Last month, financial aid coordinator Eva Monteverde of Los Medanos College hosted a virtual workshop where she explained how transfer students from Contra Costa community colleges can benefit from federal and private loans, grants and other aid programs that assist those in need.
In order to be eligible for federally subsidized loans from the government, Monteverde said, students must be enrolled in at least six units of classes. Universities then determine the amount of money a student can borrow based on their school’s cost of attendance and any other financial aid one may already be receiving.
Each year, students must complete the Free Application of Federal Student Aid (FAFSA) in order to be considered for financial aid awards. For example, starting October 1, 2020, one could apply to be eligible for aid for the Fall 2021 and Spring 2022 semesters. Monteverde’s message: If you haven’t done it yet, it’s important to apply as soon as possible.
If students stop attending school or start taking less than six units of classes while receiving a federal loan, they have a six-month grace period before they have to start paying back the loan. Monteverde clarified that students are responsible for paying the interest during the time they have the loan.
She added that all loans have interest attached to them, and if a person chooses not to pay their interest while in school or during the grace period, the interest will start accruing.
In the workshop, Monteverde also explained the difference between private loans and federal ones. A federal student loan is money that comes from the government, with terms and conditions set by law, and can include benefits such as income-driven repayment plans and a fixed interest on the loan. Private loans, by contrast, are issued by nongovernmental entities like banks and credit unions.
Private student loans also have terms and conditions, usually set by the lender. For example, if a student borrows from a bank, the bank will dictate the terms of interest, repayment options and other conditions. As a result, those loans tend to have higher interest rates – a factor that many college students often overlook.

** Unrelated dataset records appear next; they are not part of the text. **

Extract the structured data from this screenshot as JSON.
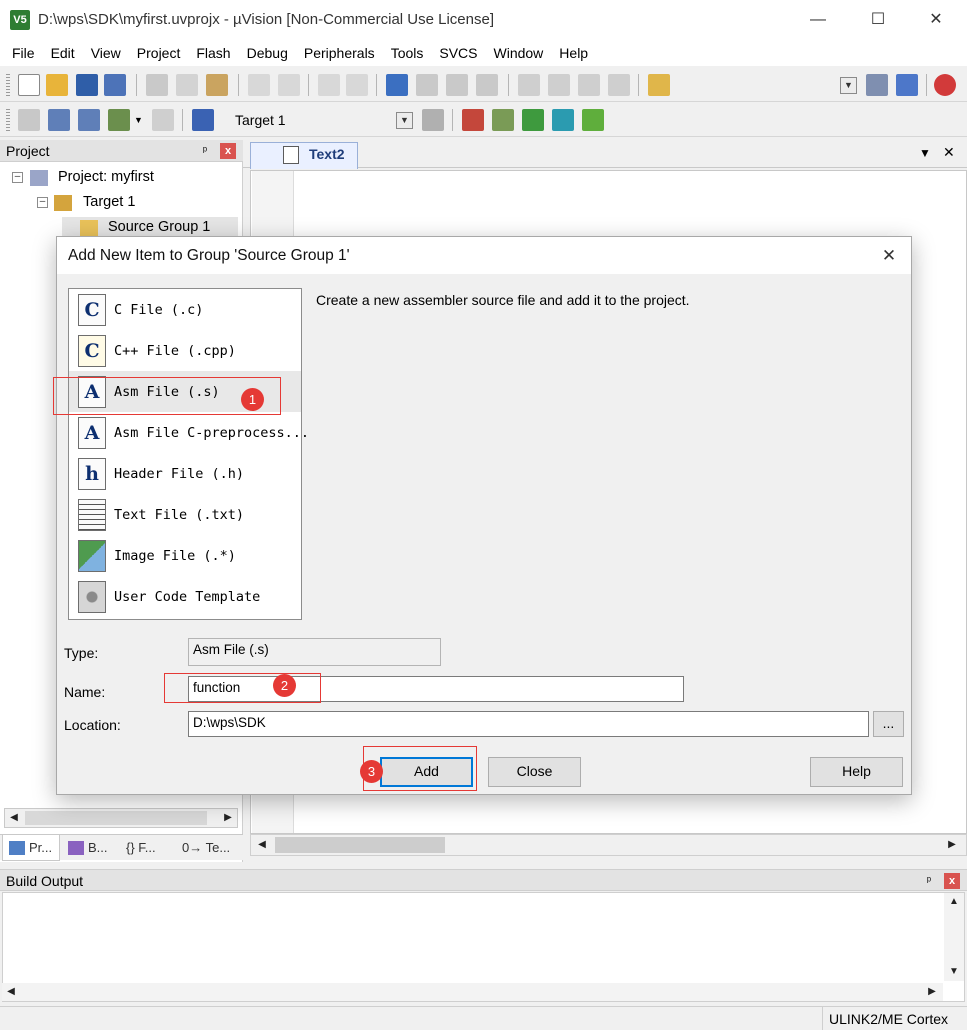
{
  "window": {
    "title": "D:\\wps\\SDK\\myfirst.uvprojx - µVision  [Non-Commercial Use License]",
    "app_icon": "V5",
    "controls": {
      "minimize": "—",
      "maximize": "☐",
      "close": "✕"
    }
  },
  "menu": [
    "File",
    "Edit",
    "View",
    "Project",
    "Flash",
    "Debug",
    "Peripherals",
    "Tools",
    "SVCS",
    "Window",
    "Help"
  ],
  "toolbar2": {
    "target_select": "Target 1"
  },
  "project_panel": {
    "title": "Project",
    "pin": "ᵖ",
    "close": "x",
    "tree": {
      "project": "Project: myfirst",
      "target": "Target 1",
      "group": "Source Group 1"
    },
    "bottom_tabs": [
      "Pr...",
      "B...",
      "{} F...",
      "0→ Te..."
    ]
  },
  "editor": {
    "tab": "Text2",
    "dropdown": "▼",
    "close": "✕"
  },
  "build_output": {
    "title": "Build Output"
  },
  "statusbar": {
    "debugger": "ULINK2/ME Cortex"
  },
  "dialog": {
    "title": "Add New Item to Group 'Source Group 1'",
    "close": "✕",
    "description": "Create a new assembler source file and add it to the project.",
    "items": [
      {
        "label": "C File (.c)",
        "icon_letter": "C",
        "icon": "c-file-icon"
      },
      {
        "label": "C++ File (.cpp)",
        "icon_letter": "C",
        "icon": "cpp-file-icon"
      },
      {
        "label": "Asm File (.s)",
        "icon_letter": "A",
        "icon": "asm-file-icon"
      },
      {
        "label": "Asm File C-preprocess...",
        "icon_letter": "A",
        "icon": "asm-preprocess-file-icon"
      },
      {
        "label": "Header File (.h)",
        "icon_letter": "h",
        "icon": "header-file-icon"
      },
      {
        "label": "Text File (.txt)",
        "icon_letter": "",
        "icon": "text-file-icon"
      },
      {
        "label": "Image File (.*)",
        "icon_letter": "",
        "icon": "image-file-icon"
      },
      {
        "label": "User Code Template",
        "icon_letter": "",
        "icon": "user-template-icon"
      }
    ],
    "type_label": "Type:",
    "type_value": "Asm File (.s)",
    "name_label": "Name:",
    "name_value": "function",
    "location_label": "Location:",
    "location_value": "D:\\wps\\SDK",
    "browse_label": "...",
    "add_label": "Add",
    "close_label": "Close",
    "help_label": "Help"
  },
  "annotations": [
    "1",
    "2",
    "3"
  ],
  "colors": {
    "annotation_red": "#e53935",
    "focus_blue": "#0078d7",
    "icon_navy": "#0d2f70"
  }
}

“I’ve seen a student take out a $2,000 private student loan,” said Monteverde, “and within two years they owed $40,000 because the interest is so high with private loaners, and the student didn’t see the fine print.”
Grants are another way students can pay for college. If a student is enrolled in 12 units or more per semester, they can receive six years of Federal Pell Grants, or until they receive their bachelor’s degree. The Federal Supplemental Education Opportunity Grant (FSEOG) is another grant available to students – and one that Monteverde encourages 4CD students to apply for as they seek to transfer to other colleges and universities.
Grants that students may be eligible to receive, up to the amount of $6,345, include:
California Promise Grant
Below is a list of other aid programs available to students, which Monteverde referenced during the presentation:
If you work on campus at DVC, you are paid once a month at an hourly rate of $15/hour for on/off campus positions.
Parent-plus loans are available for parents to assist their college-bound children with tuition fees. Find more information here.
Financial Aid and scholarships are always awarded based on a student carrying 12 or more units.
The Extended Opportunities Programs and Services (EOPS) bookbag is a program that
helps students buy books and supplies, among other items. The amount of aid provided can change. Find more information here.
If you are a Dream Act student and don’t have an SSN, you can apply for FAFSA through the Dream Act application. Find more information here.